My mother is allegedly buying a new house at some point, and also getting married. I’d been using one of her rooms as a second storage unit, so in lieu of having anywhere else to be this week, I’m submerged in the logistical complexities of the long-put-off task of, well, figuring out how to move all my stuff to a single location (very millennial, I know).
This entails digging through a lot of unintended remnants. At 14 or 15, I had an inexplicably intense T.S. Eliot phase; I found a marked-up anthology in the back of some drawer that hadn’t been opened in a good decade. Eliot is known to have been something of a garbage human, but this was before that sort of information was so readily accessible, and so in the way things you dig into at that age lodge themselves in your brain I’m stuck with it regardless.

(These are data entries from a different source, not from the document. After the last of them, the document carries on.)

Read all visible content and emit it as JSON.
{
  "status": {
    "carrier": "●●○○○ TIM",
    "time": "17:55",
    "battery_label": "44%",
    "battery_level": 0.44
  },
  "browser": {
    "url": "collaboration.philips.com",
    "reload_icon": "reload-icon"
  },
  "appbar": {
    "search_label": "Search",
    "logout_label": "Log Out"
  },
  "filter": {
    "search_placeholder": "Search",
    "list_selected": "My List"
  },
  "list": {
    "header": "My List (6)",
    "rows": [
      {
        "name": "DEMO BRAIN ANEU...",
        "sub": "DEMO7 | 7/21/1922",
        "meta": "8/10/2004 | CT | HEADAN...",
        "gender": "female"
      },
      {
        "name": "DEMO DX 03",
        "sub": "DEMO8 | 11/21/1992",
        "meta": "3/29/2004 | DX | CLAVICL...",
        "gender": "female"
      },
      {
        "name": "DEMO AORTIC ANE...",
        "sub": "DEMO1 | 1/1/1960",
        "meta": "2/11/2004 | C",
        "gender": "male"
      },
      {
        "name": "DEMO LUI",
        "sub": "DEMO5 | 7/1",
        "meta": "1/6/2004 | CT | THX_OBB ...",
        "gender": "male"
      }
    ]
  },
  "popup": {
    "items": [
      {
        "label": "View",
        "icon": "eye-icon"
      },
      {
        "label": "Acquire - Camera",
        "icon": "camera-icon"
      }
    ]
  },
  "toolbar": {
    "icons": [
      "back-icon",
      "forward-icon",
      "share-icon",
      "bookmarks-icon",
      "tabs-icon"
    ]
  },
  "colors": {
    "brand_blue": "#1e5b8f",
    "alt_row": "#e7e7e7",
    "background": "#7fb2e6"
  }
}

Still, there’s something there in the way he grapples, structurally and thematically, with fragmentation. He frets a lot about time and mortality, excoriating inaction even as he stews in it. Continue reading “Cactus Land”